Embrace Intentional Practice

One effective strategy is to carve out dedicated times for “unplugged” creativity. Whether you’re a writer, artist, designer, or creator of any kind, periodically returning to the basics can rekindle your originality. For instance, writers might find value in the old-school charm of pen and paper for initial drafts, free from the distractions and suggestions of digital writing aids.

Use Tools as Assistants, Not Directors

It’s crucial to position external tools as supporters in your creative process, not the lead. Let your unique ideas take center stage, using tools only to polish and enhance. This approach ensures that the essence of your work remains authentically yours, augmented but not overshadowed by technology.

Commit to Continuous Learning

A commitment to lifelong learning ensures you’re not solely dependent on tools for creativity. Engage actively with your creative community, partake in workshops, and seek new knowledge. This not only broadens your horizons but also injects fresh inspiration into your work.

Be Selective and Strategic

Not all tasks necessitate the intervention of a tool. Evaluate each project on its merits, deploying tools only when they genuinely contribute value. This discernment prevents tool overuse from diluting the creative process.

Master Your Chosen Tools

Instead of spreading yourself thin across myriad tools, focus on a select few that truly resonate with your workflow. Invest time in mastering these tools, and customizing them to fit your needs. This deep understanding can make them powerful allies in your creative endeavors.

Foster Collaboration and Seek Feedback

The creative journey need not be a solitary one. Collaborate with peers, and actively seek out feedback. Fresh perspectives can spark new ideas, propelling your creativity to heights no tool can achieve.

Strive for Balance and Moderation

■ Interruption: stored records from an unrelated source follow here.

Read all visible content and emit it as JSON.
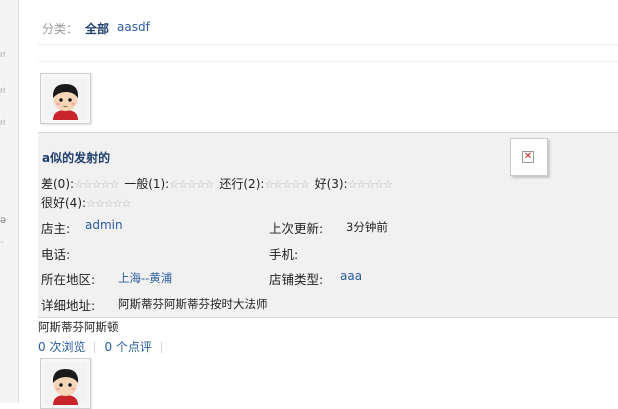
{
  "category_bar": {
    "label": "分类：",
    "all": "全部",
    "items": [
      "aasdf"
    ]
  },
  "store": {
    "title": "a似的发射的",
    "ratings": [
      {
        "label": "差(0):",
        "stars": "☆☆☆☆☆"
      },
      {
        "label": "一般(1):",
        "stars": "☆☆☆☆☆"
      },
      {
        "label": "还行(2):",
        "stars": "☆☆☆☆☆"
      },
      {
        "label": "好(3):",
        "stars": "☆☆☆☆☆"
      },
      {
        "label": "很好(4):",
        "stars": "☆☆☆☆☆"
      }
    ],
    "owner_label": "店主:",
    "owner": "admin",
    "updated_label": "上次更新:",
    "updated": "3分钟前",
    "phone_label": "电话:",
    "mobile_label": "手机:",
    "region_label": "所在地区:",
    "region": "上海--黄浦",
    "type_label": "店铺类型:",
    "type": "aaa",
    "address_label": "详细地址:",
    "address": "阿斯蒂芬阿斯蒂芬按时大法师",
    "broken_image_icon": "broken-image-icon"
  },
  "description": "阿斯蒂芬阿斯顿",
  "stats": {
    "views": "0 次浏览",
    "comments": "0 个点评"
  },
  "avatar_icon": "cartoon-avatar-icon"
}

The key to resolving this dilemma lies in balance. Use tools to efficiently tackle repetitive tasks or overcome creative blocks, but ensure the genesis of your ideas remains purely you.

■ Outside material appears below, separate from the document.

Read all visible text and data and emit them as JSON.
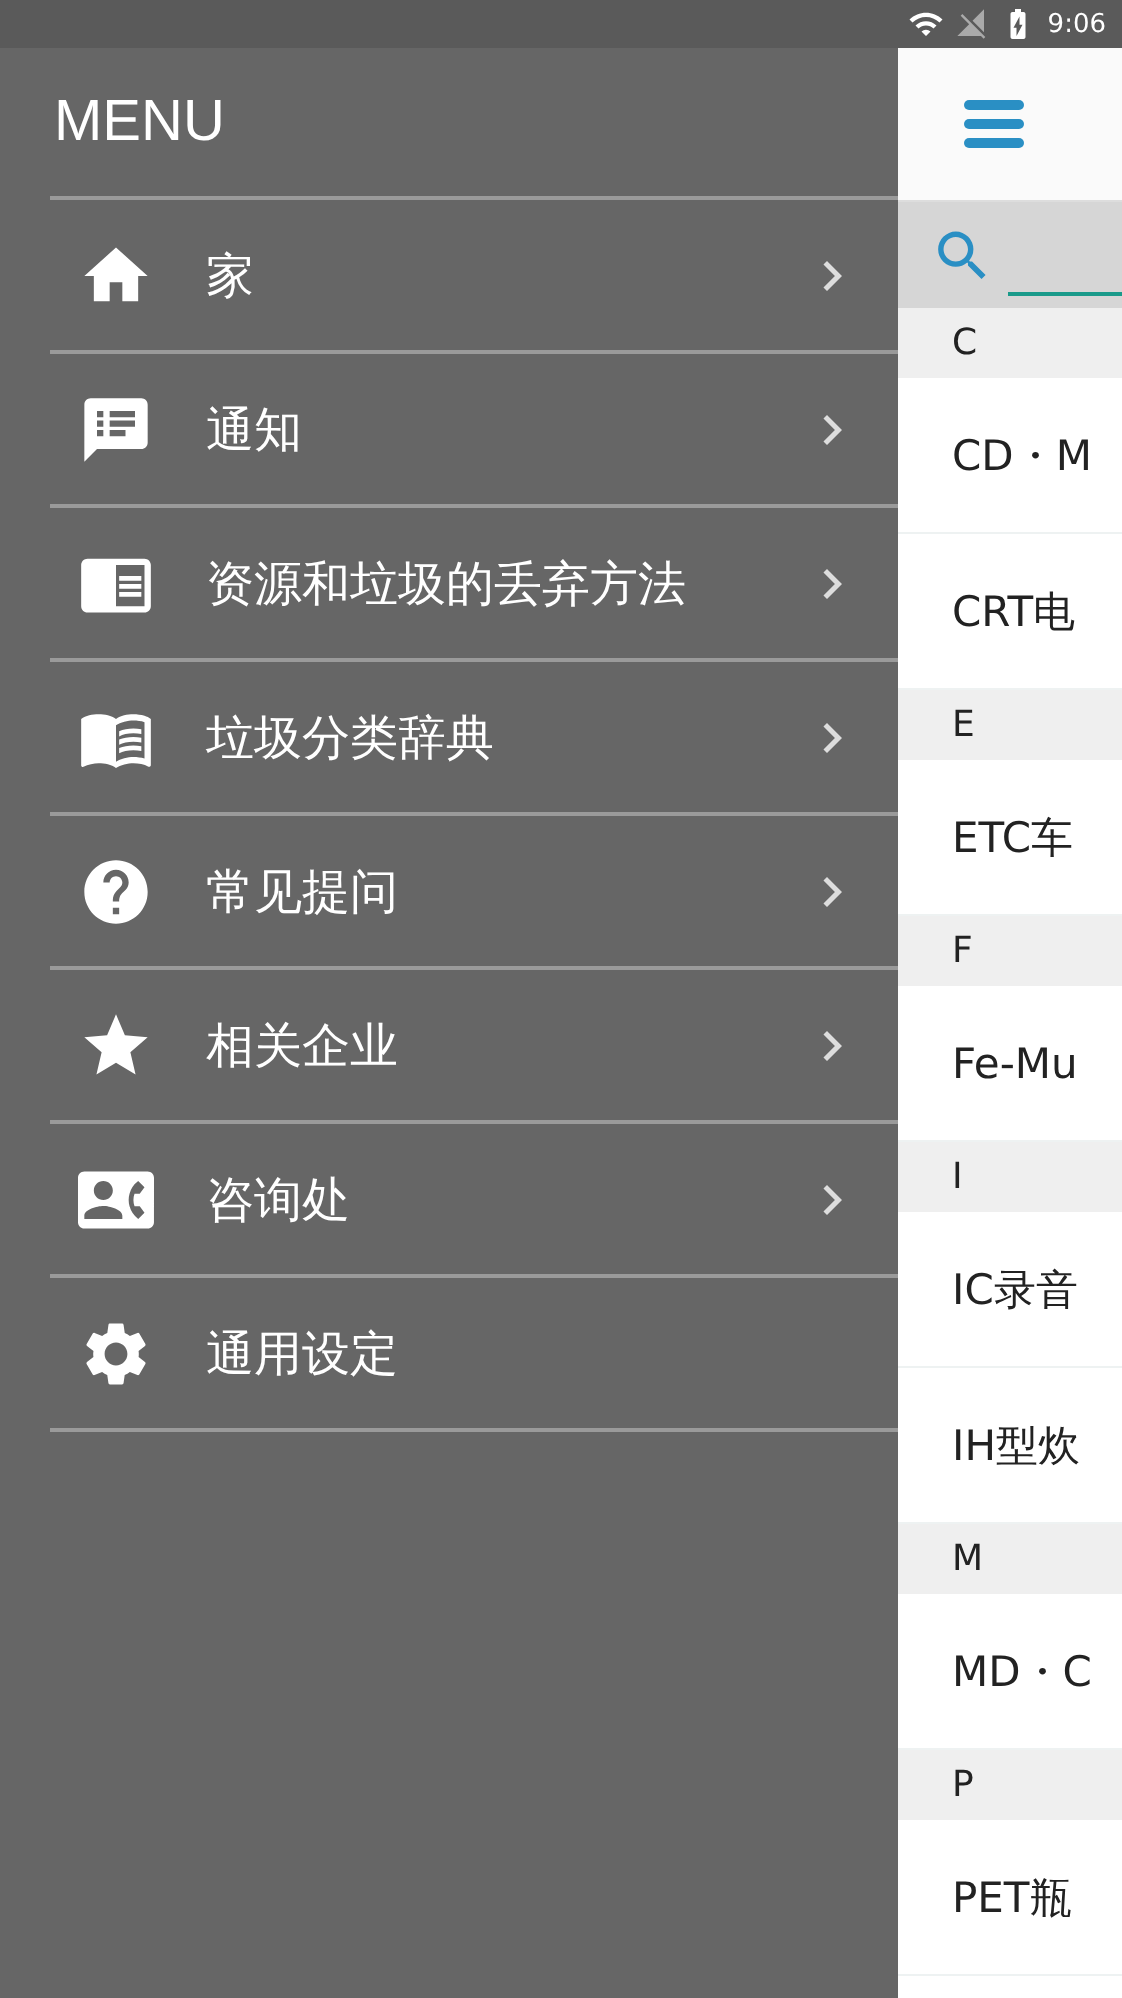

Reflect and Adjust

Regularly take stock of your creative process and the role tools play within it. This reflective practice helps you maintain a healthy balance, ensuring tools amplify your creativity rather than stifle it.

In conclusion, the creative dilemma of tool use is not about choosing between technology and raw creativity but about finding a harmonious balance that leverages the best of both worlds. By integrating thoughtful strategies into your creative process, you can enjoy the benefits of modern tools without compromising your originality, ensuring that your creativity remains as vibrant and boundless as ever.

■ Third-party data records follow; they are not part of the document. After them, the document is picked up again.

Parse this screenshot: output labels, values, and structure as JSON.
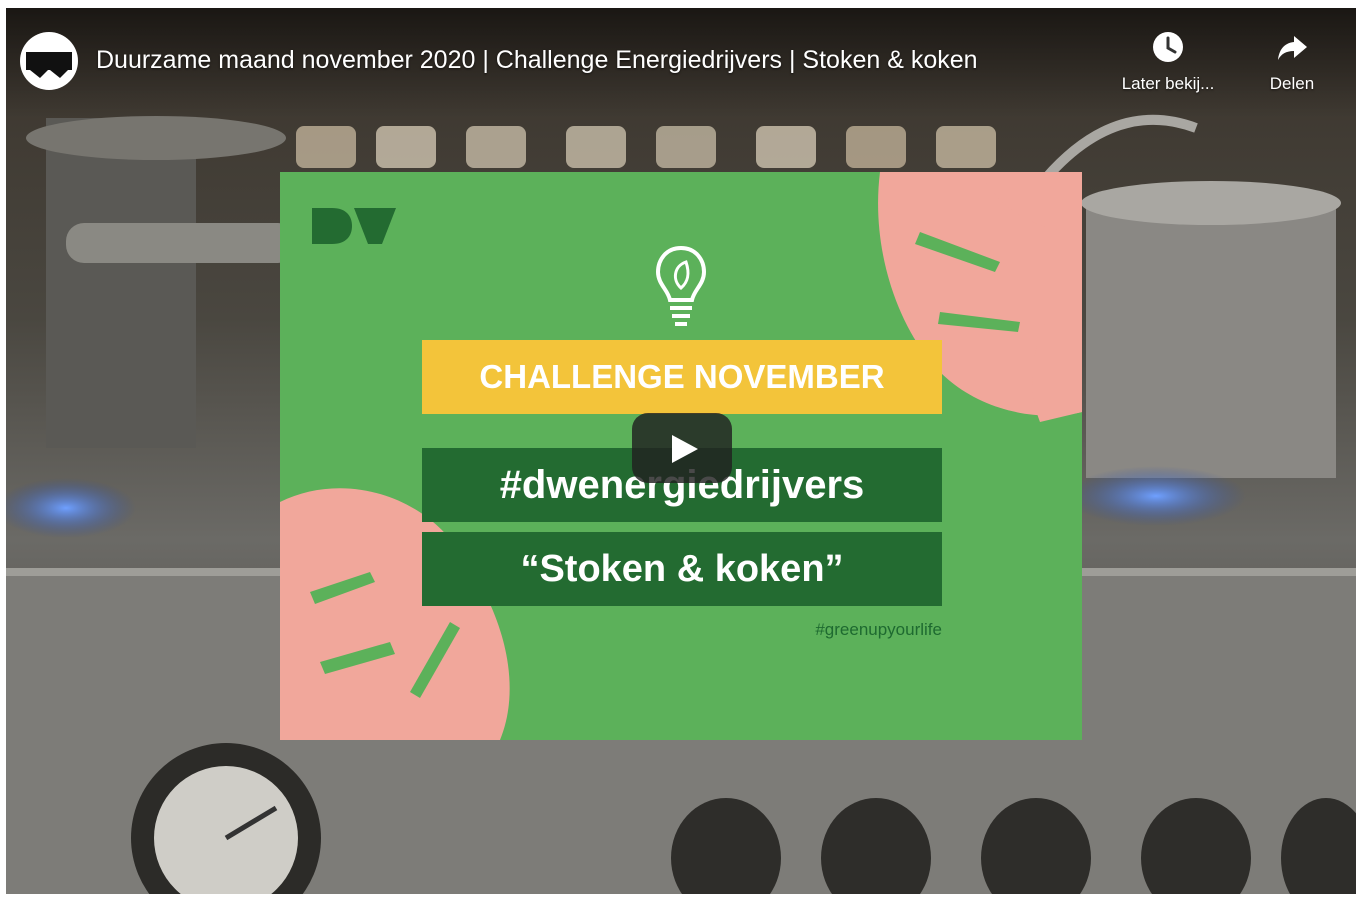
{
  "video": {
    "title": "Duurzame maand november 2020 | Challenge Energiedrijvers | Stoken & koken",
    "channel_avatar_icon": "dw-channel-logo"
  },
  "controls": {
    "watch_later_label": "Later bekij...",
    "share_label": "Delen",
    "watch_later_icon": "clock-icon",
    "share_icon": "share-arrow-icon",
    "play_icon": "play-icon"
  },
  "thumbnail": {
    "logo_text": "DW",
    "challenge_label": "CHALLENGE NOVEMBER",
    "hashtag": "#dwenergiedrijvers",
    "subtitle": "“Stoken & koken”",
    "secondary_hashtag": "#greenupyourlife",
    "bulb_icon": "lightbulb-leaf-icon"
  },
  "colors": {
    "card_green": "#5cb15a",
    "dark_green": "#236b31",
    "yellow": "#f3c43a",
    "pink": "#f1a79b"
  }
}
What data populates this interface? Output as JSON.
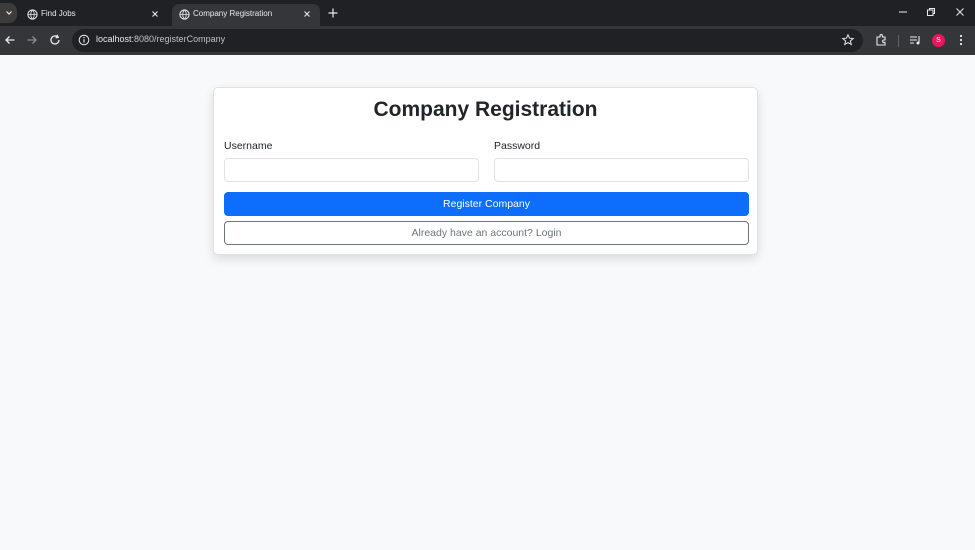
{
  "browser": {
    "tabs": [
      {
        "title": "Find Jobs",
        "active": false
      },
      {
        "title": "Company Registration",
        "active": true
      }
    ],
    "address": {
      "host": "localhost",
      "rest": ":8080/registerCompany"
    },
    "profile_initial": "S",
    "profile_color": "#e8175d"
  },
  "form": {
    "title": "Company Registration",
    "username_label": "Username",
    "username_value": "",
    "password_label": "Password",
    "password_value": "",
    "register_label": "Register Company",
    "login_label": "Already have an account? Login"
  },
  "colors": {
    "primary": "#0d6efd",
    "secondary": "#6c757d",
    "page_bg": "#f8f9fa"
  }
}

Why can’t luck be a skill?

Because you can’t control it.

But at the same time why so many successful people are lucky since they work hard to get favour of luck their side. Offcourse luck can still desert you even if you work hard but some day it will definitely turn in your favour.

So just keep working hard and luck will come around to help you.

Scared of Feedback…

Yes, we all are scared of feedback especially negative ones.

But only that can help you grow, help you see your wrong side, and improve it.

Anyone or any entity that is scared of feedback will not grow!

So take feedback, improve, and grow.

Not so easy to catch…

We are attracted to something difficult to get. The grass is always greener on the other side.

While this is good for growth it biases us for things that may not be good for us but since it’s difficult, we want to get it. It’s more of an ego thing than a need.

So beware of something that is not so easy to catch, and still you want to catch it.

System is out to get me…

Sometimes it feels that the whole world is against us, all your chips are down and you feel dejected by the system.

But there cannot be any conspiracy against someone who doesn’t exist and for the system, we do not exist. We are so miniscule, that we are non-existent for the whole world.

Hence the “System is out to get me” attitude doesn’t help.

When things are not working, one productive strategy is to do what best you can do with it, do not dwell on why but act on what you have.